Sunday, March 1, 2009

In Memory of Dr. Samae Hayashi


This is an Inuyama-yaki tea cup that the late Dr. Samae Hayashi (1932 - 2004) who was an authority on the history of tea in Japan and used to work for the Imperial Household Agency gave me as a gift, and I've been using it carefully, as he told me that the cup had to be 'used' to 'come alive'.

When I first poured some fragrant Taiwanese oolong tea into it I soon found out what he meant. The pale interiors of the tea cup suddenly transformed into a pale rosy color and the cup became more beautiful than ever. I later on found out that the glaze changing color was typical of wabi-sabi aesthetics, but I have to tell you that finding this out first hand was an entirely different experience from understanding this in an abstract academic way. I was delighted and have taken it out of its wooden box and used it very carefully a few times since.

Dr. Hayashi would probably have smiled gently and said that it didn't matter if the tea cup broke and that I should use it for a lot of things.

"You can put Miso soup or rice in it. The important thing is to use it."

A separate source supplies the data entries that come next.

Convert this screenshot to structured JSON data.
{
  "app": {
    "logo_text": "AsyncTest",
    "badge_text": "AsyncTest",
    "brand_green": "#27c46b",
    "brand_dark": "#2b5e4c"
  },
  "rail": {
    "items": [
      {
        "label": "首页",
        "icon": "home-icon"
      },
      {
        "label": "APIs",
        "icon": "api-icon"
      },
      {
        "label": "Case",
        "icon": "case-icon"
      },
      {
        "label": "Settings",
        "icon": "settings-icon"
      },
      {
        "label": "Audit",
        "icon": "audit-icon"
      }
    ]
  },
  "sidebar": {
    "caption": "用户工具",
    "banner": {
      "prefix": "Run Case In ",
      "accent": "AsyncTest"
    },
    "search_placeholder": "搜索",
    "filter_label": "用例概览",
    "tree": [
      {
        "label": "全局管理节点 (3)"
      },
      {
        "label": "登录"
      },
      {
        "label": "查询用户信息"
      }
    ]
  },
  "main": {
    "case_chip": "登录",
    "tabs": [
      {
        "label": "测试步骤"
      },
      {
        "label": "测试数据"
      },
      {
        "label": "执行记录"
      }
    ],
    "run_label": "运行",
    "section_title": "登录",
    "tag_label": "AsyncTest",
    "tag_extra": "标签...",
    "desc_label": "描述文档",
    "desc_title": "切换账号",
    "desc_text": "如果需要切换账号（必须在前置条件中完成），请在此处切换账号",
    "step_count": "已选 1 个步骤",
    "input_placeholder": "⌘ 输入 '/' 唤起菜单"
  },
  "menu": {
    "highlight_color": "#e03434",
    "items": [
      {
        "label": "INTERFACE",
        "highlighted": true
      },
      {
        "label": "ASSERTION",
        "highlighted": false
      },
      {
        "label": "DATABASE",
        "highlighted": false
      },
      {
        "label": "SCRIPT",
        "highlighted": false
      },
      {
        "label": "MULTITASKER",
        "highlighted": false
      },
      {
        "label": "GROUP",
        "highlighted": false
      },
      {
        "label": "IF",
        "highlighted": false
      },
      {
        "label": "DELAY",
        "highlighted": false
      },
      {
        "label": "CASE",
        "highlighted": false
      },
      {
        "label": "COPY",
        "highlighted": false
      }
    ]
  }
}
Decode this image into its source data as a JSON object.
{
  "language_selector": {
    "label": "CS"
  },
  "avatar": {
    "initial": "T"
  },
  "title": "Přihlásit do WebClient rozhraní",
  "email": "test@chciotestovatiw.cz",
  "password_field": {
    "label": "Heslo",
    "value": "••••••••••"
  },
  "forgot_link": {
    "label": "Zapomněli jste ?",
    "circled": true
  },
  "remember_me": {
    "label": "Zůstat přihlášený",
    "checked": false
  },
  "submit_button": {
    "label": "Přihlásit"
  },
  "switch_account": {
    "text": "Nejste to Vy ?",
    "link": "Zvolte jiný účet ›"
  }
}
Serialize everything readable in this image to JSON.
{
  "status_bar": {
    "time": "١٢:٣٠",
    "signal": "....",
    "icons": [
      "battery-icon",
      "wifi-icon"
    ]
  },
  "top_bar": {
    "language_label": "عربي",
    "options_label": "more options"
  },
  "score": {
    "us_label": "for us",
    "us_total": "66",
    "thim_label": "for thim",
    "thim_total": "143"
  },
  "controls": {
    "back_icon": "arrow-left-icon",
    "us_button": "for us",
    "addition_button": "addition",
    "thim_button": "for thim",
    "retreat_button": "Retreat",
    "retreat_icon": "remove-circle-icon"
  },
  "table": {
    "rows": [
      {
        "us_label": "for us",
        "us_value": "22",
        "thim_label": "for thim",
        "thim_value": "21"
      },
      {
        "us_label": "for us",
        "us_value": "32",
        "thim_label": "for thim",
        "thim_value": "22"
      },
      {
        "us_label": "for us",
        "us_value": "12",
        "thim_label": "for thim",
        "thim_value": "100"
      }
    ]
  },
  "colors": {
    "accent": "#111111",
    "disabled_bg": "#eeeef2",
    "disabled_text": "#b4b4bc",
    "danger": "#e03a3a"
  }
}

I'll try to remember this if this tea cup should ever break.

Sen no Rikyu who probably had the most profound influence on the Japanese Tea Ceremony used very tiny rustic tea rooms in his later years and preferred simplicity over ostentatiousness, so it's in keeping with this wabi-sabi spirit that tea cups should be used casually and not treated like some treasure that can be only used as an ornament.

I couldn't find any information on Dr. Hayashi in English except for some references to a book he published years ago, but I'll always remember him as a good natured, cultured, well-educated gentleman who was a good friend of my family. It's sad but when he passed away I was caught in the bureaucracy of getting my residency permit issued in Spain, and I was unable to return to Japan for his funeral. Because I couldn't go to his funeral, somewhere in my mind I still believed he had never passed away and I'd ask myself from time to time: Has he passed away or hasn't he? I think this is why I had to write this post so that there could be some kind of closure and I could accept with some finality that he was no longer with us.

2 comments:

Elra said...

One really fine tea cup! Beautiful, especially with the history that came along with the cup.
Cheers,
Elra

Murasaki Shikibu said...

Thank you, Elra. :)